The sailor lived for 30 days before passing, never leaving his bed. Before dying, he told his story, and the location of the treasure, to his attendant, a young Chilean-Irish man from Derry, named Conner (or Connor).
Sixty six years later, after a life spent sailing throughout the Americas, Conner ended up in Boqueron, off Callao, Peru, working as the caretaker of a decomissioned Italian man-of-war called the Archimede. In late 1883, Captain F.D. Walker, a prominent merchant sailor, visited Callao to purchase both the Archimede and a US Navy store ship call the Onward.
He transferred Conner to the Onward, and spent his nights aboard speaking with the old sailor and listening to his sea stories. One evening, Conner shared his story of the Esperanza and the information he'd been given by the survivor on his death bed. Not long after, Conner grew ill and was admitted to the hospital, where he died a week later from "old age accelerated by pheumonia".
Nearly 20 years later, after moving his business and interests to Hawaii, F.D. Walker began circulating the story of the Esperanza and how he acquired the information, with local newspapers. He offered to provide more details on the treasure, to anyone who would fund an expedition to Palmyra. No such offers were brought forth, and so far as anyone knows Walker never looked for or found the treasure.
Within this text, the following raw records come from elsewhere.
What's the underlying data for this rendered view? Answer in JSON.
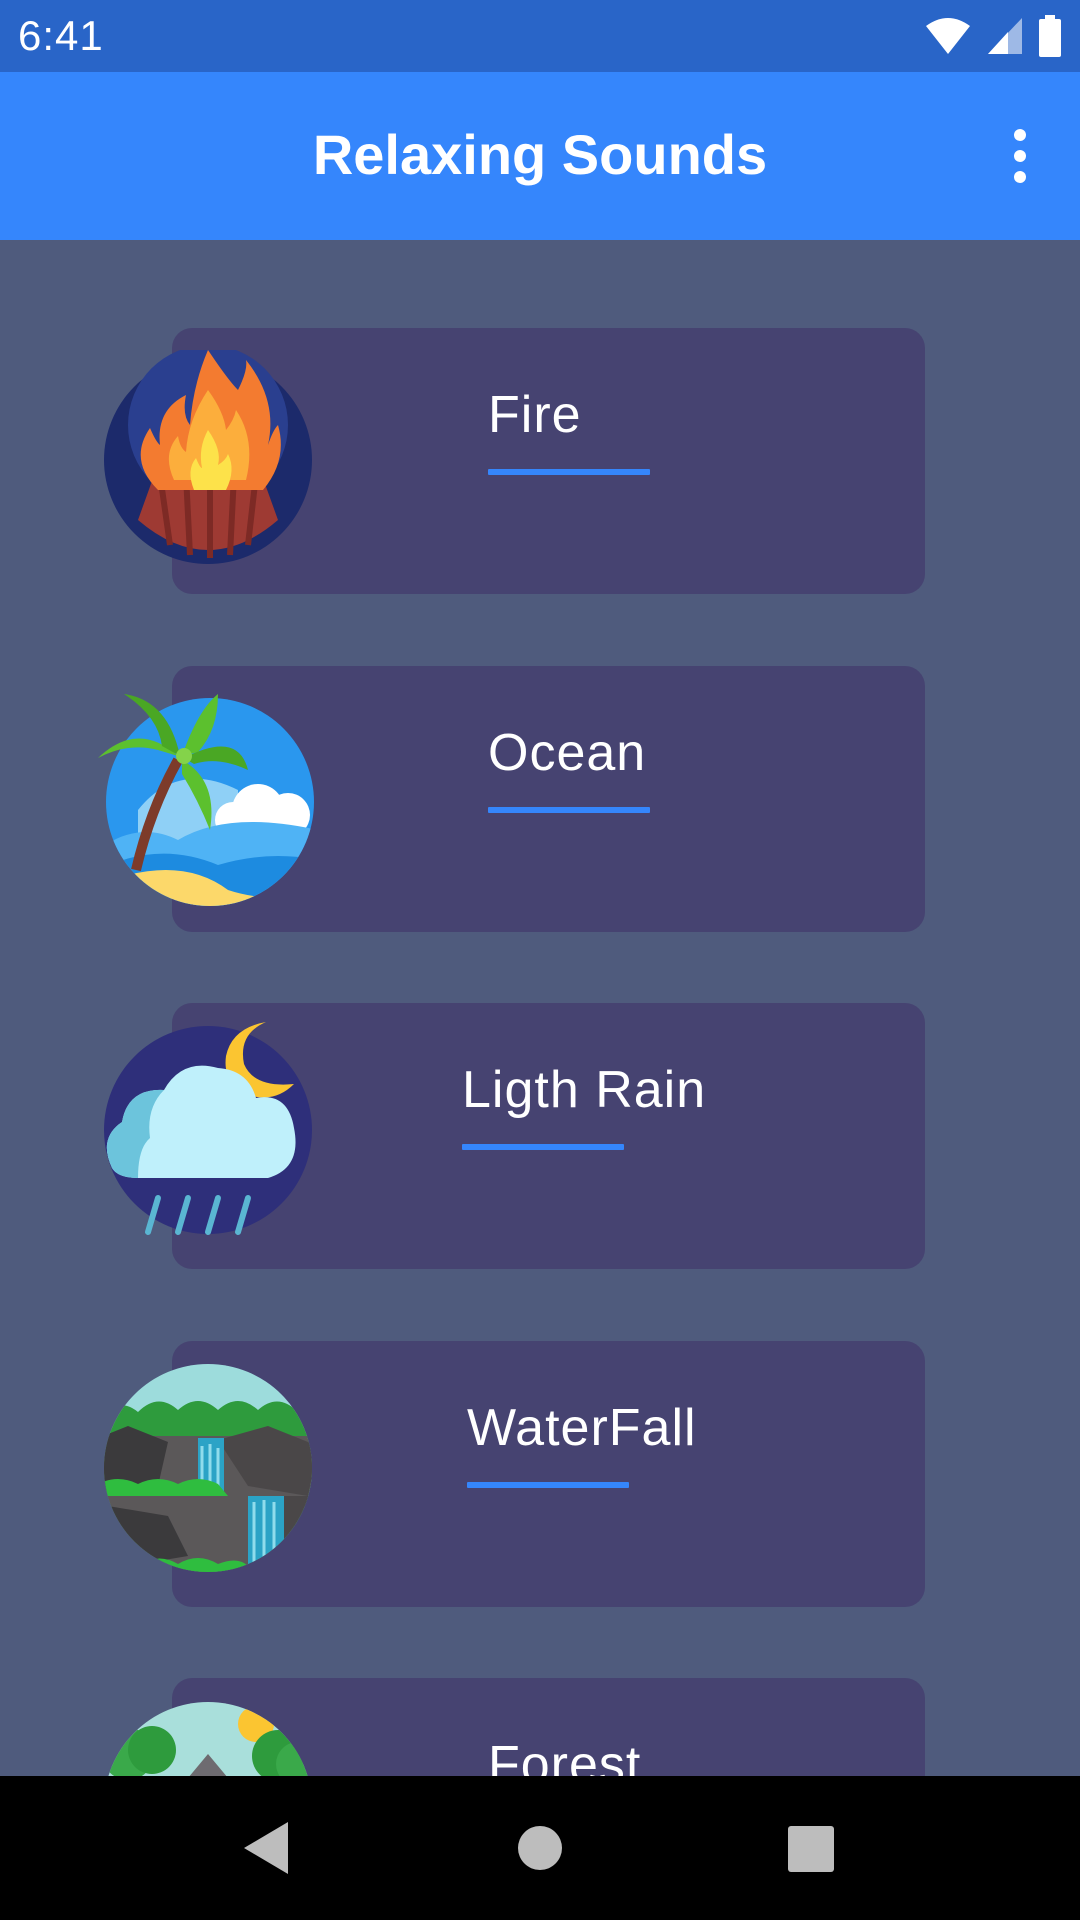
{
  "status_bar": {
    "time": "6:41",
    "icons": [
      "wifi-icon",
      "signal-icon",
      "battery-icon"
    ]
  },
  "app_bar": {
    "title": "Relaxing Sounds",
    "menu_icon": "more-vert-icon"
  },
  "colors": {
    "status_bar": "#2965c8",
    "app_bar": "#3586fc",
    "background": "#4f5b7d",
    "card": "#464371",
    "accent": "#3586fc"
  },
  "sounds": [
    {
      "label": "Fire",
      "icon": "fire-icon"
    },
    {
      "label": "Ocean",
      "icon": "ocean-icon"
    },
    {
      "label": "Ligth Rain",
      "icon": "rain-icon"
    },
    {
      "label": "WaterFall",
      "icon": "waterfall-icon"
    },
    {
      "label": "Forest",
      "icon": "forest-icon"
    }
  ],
  "nav_bar": {
    "icons": [
      "back-icon",
      "home-icon",
      "recents-icon"
    ]
  }
}
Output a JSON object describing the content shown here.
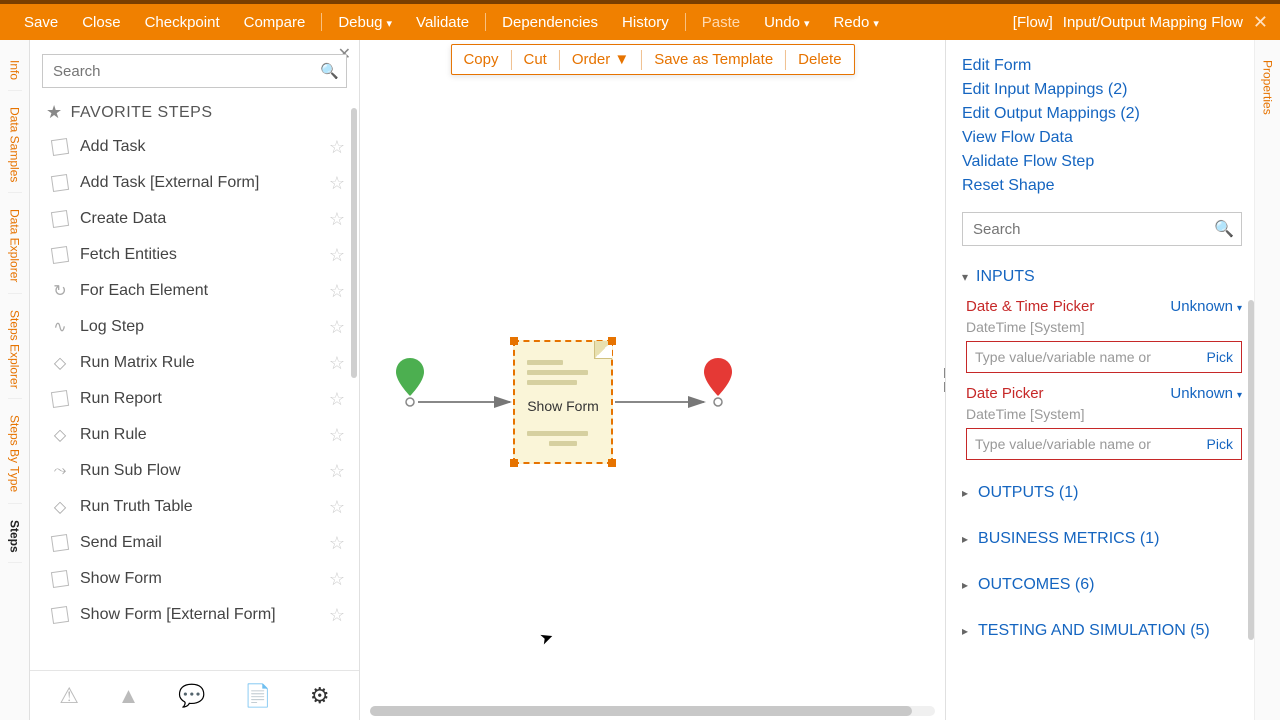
{
  "topbar": {
    "left": [
      "Save",
      "Close",
      "Checkpoint",
      "Compare"
    ],
    "left2": [
      {
        "label": "Debug",
        "caret": true
      },
      {
        "label": "Validate",
        "caret": false
      }
    ],
    "left3": [
      "Dependencies",
      "History"
    ],
    "left4": [
      {
        "label": "Paste",
        "disabled": true
      },
      {
        "label": "Undo",
        "caret": true
      },
      {
        "label": "Redo",
        "caret": true
      }
    ],
    "context_type": "[Flow]",
    "context_title": "Input/Output Mapping Flow"
  },
  "vtabs": [
    "Info",
    "Data Samples",
    "Data Explorer",
    "Steps Explorer",
    "Steps By Type",
    "Steps"
  ],
  "vtab_active_index": 5,
  "left_panel": {
    "search_placeholder": "Search",
    "fav_header": "FAVORITE STEPS",
    "steps": [
      {
        "label": "Add Task",
        "icon": "cube"
      },
      {
        "label": "Add Task [External Form]",
        "icon": "cube"
      },
      {
        "label": "Create Data",
        "icon": "cube"
      },
      {
        "label": "Fetch Entities",
        "icon": "cube"
      },
      {
        "label": "For Each Element",
        "icon": "loop"
      },
      {
        "label": "Log Step",
        "icon": "pulse"
      },
      {
        "label": "Run Matrix Rule",
        "icon": "diamond"
      },
      {
        "label": "Run Report",
        "icon": "cube"
      },
      {
        "label": "Run Rule",
        "icon": "diamond"
      },
      {
        "label": "Run Sub Flow",
        "icon": "subflow"
      },
      {
        "label": "Run Truth Table",
        "icon": "diamond"
      },
      {
        "label": "Send Email",
        "icon": "cube"
      },
      {
        "label": "Show Form",
        "icon": "cube"
      },
      {
        "label": "Show Form [External Form]",
        "icon": "cube"
      }
    ]
  },
  "ctx_menu": [
    {
      "label": "Copy"
    },
    {
      "label": "Cut"
    },
    {
      "label": "Order ▼"
    },
    {
      "label": "Save as Template"
    },
    {
      "label": "Delete"
    }
  ],
  "canvas": {
    "node_label": "Show Form"
  },
  "right_panel": {
    "vtab": "Properties",
    "links": [
      "Edit Form",
      "Edit Input Mappings (2)",
      "Edit Output Mappings (2)",
      "View Flow Data",
      "Validate Flow Step",
      "Reset Shape"
    ],
    "search_placeholder": "Search",
    "inputs_header": "INPUTS",
    "fields": [
      {
        "name": "Date & Time Picker",
        "mode": "Unknown",
        "type": "DateTime [System]",
        "placeholder": "Type value/variable name or",
        "pick": "Pick"
      },
      {
        "name": "Date Picker",
        "mode": "Unknown",
        "type": "DateTime [System]",
        "placeholder": "Type value/variable name or",
        "pick": "Pick"
      }
    ],
    "collapsed_sections": [
      "OUTPUTS (1)",
      "BUSINESS METRICS (1)",
      "OUTCOMES (6)",
      "TESTING AND SIMULATION (5)"
    ]
  }
}
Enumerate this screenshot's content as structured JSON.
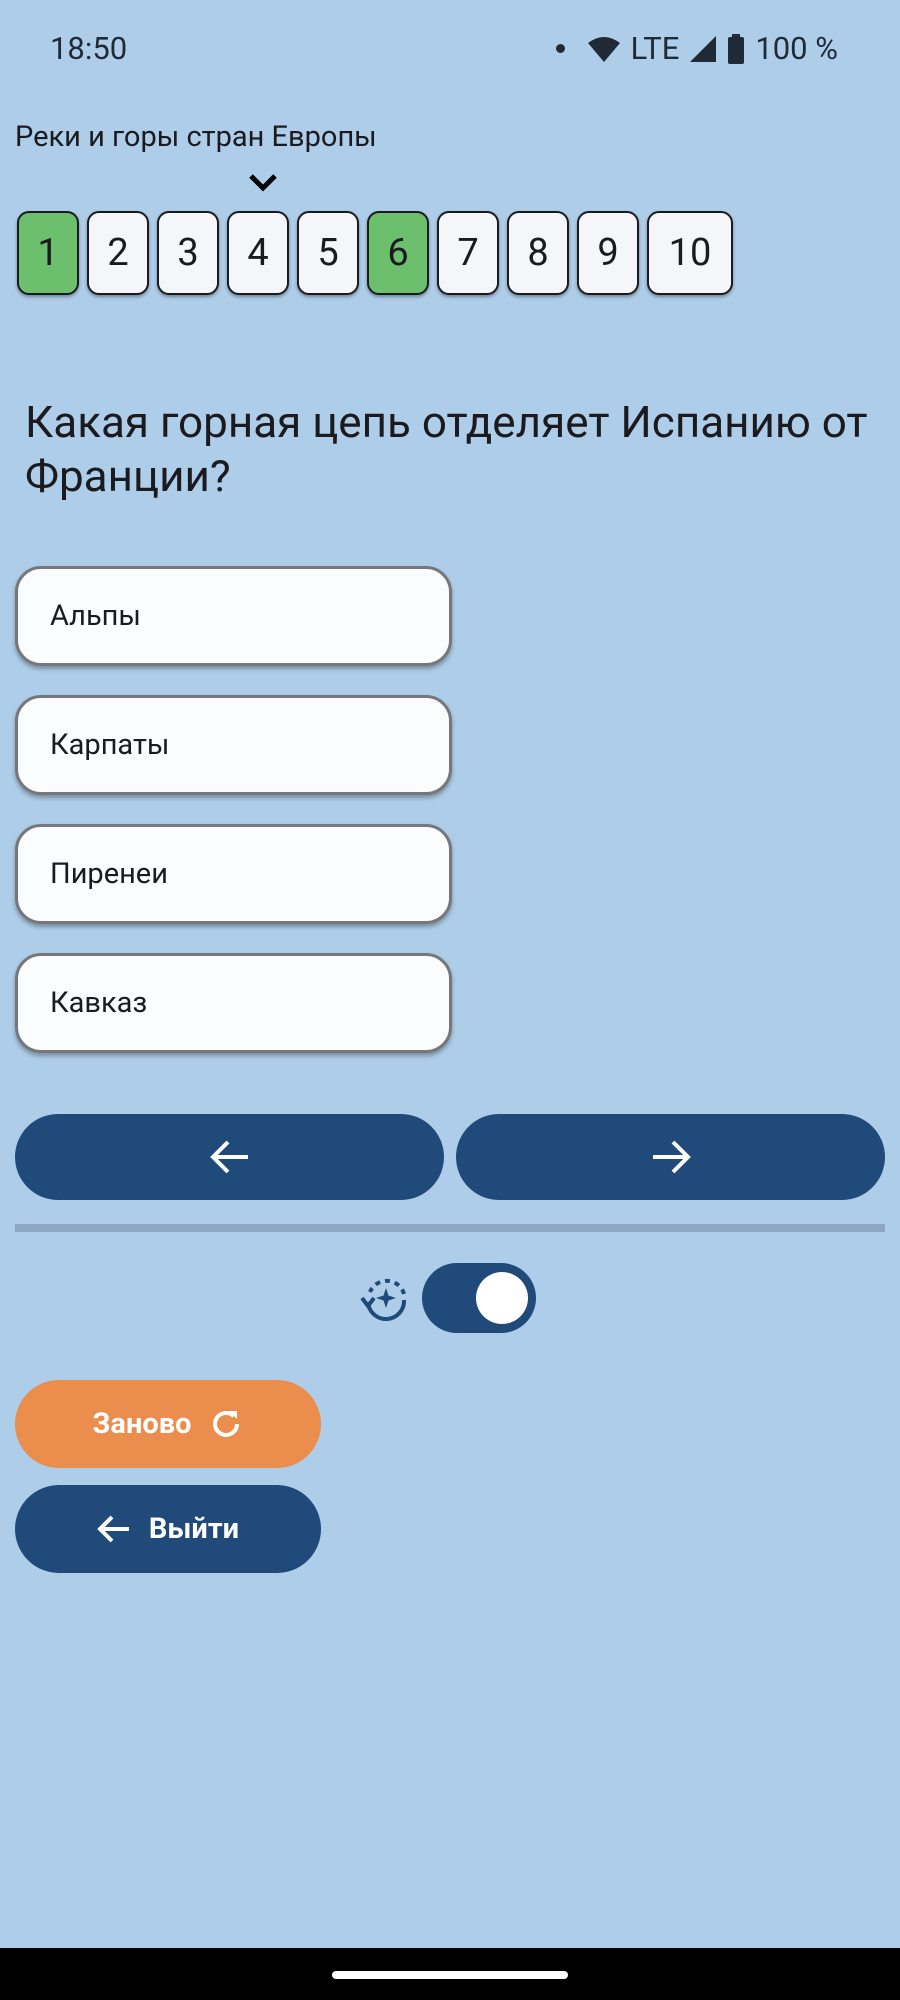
{
  "status_bar": {
    "time": "18:50",
    "network": "LTE",
    "battery": "100 %",
    "icons": [
      "dot-icon",
      "wifi-icon",
      "signal-icon",
      "battery-icon"
    ]
  },
  "quiz": {
    "title": "Реки и горы стран Европы",
    "current_question": 4,
    "questions": [
      {
        "label": "1",
        "answered": true
      },
      {
        "label": "2",
        "answered": false
      },
      {
        "label": "3",
        "answered": false
      },
      {
        "label": "4",
        "answered": false
      },
      {
        "label": "5",
        "answered": false
      },
      {
        "label": "6",
        "answered": true
      },
      {
        "label": "7",
        "answered": false
      },
      {
        "label": "8",
        "answered": false
      },
      {
        "label": "9",
        "answered": false
      },
      {
        "label": "10",
        "answered": false
      }
    ],
    "question_text": "Какая горная цепь отделяет Испанию от Франции?",
    "answers": [
      "Альпы",
      "Карпаты",
      "Пиренеи",
      "Кавказ"
    ]
  },
  "navigation": {
    "prev_icon": "arrow-left-icon",
    "next_icon": "arrow-right-icon"
  },
  "settings": {
    "toggle_icon": "auto-advance-icon",
    "toggle_on": true
  },
  "actions": {
    "restart_label": "Заново",
    "restart_icon": "refresh-icon",
    "exit_label": "Выйти",
    "exit_icon": "arrow-left-icon"
  },
  "colors": {
    "background": "#aecde8",
    "primary": "#1f4a7a",
    "answered": "#6bbf6d",
    "accent": "#ea8d4d"
  }
}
While serving as harbormaster of Honolulu, Captain William R. Foster was given an iron chest by a sailor preparing to leave for the Solomon Islands. He informed Foster the chest was filled with letters and documents detailing the account of the Esperanza, and asked that he keep them safe.
After 20 years without the sailor returning for his chest (its reported he died in the Solomon Islands), Foster decided it was time to share the story. Much like Walker, he shared the legend as he knew it with local newspapers, but kept the contents of the chest to himself, waiting for someone to propose an expedition to Palmyra.
Unfortunately for him, there had been regular visits to Palmyra since 1902 when Walker first shared the legend, and no treasure had been found, so interest in Foster's material never amounted to anything.
Where is the Treasure Buried?
No account identifies a clear location for where the Esperanza’s crew buried their gold and silver bulion, but from the newspaper accounts and sailors stories, we can make a fair guess. All accounts agree the Esperanza wrecked in the center of a 3 mile reef, with “hillocks of land” one mile to the east. From that location, the easiest islets to reach on the Western end, would have been Home and Paradise Islands.
Is the Legend Real?
Genuine evidence supporting the legend of the Esperanza is scarce, and most of the story comes from newspaper articles with varying degrees of embellishment. Here’s what we know for certain:
The reality is we’ll never know for sure if the Esperanza was real or not, and if its treasure ever did, or still does, rest in the sands on Palmyra. Despite the myriads of visitors since 1816, and the massive construction projects undertaken by the Navy in the 1940s, the most likely spot where it would have been buried has remained largely untouched and uninhabited. Perhaps someday, some lucky visitor will stumble over some half buried silver, but in the mean time the legend lives on.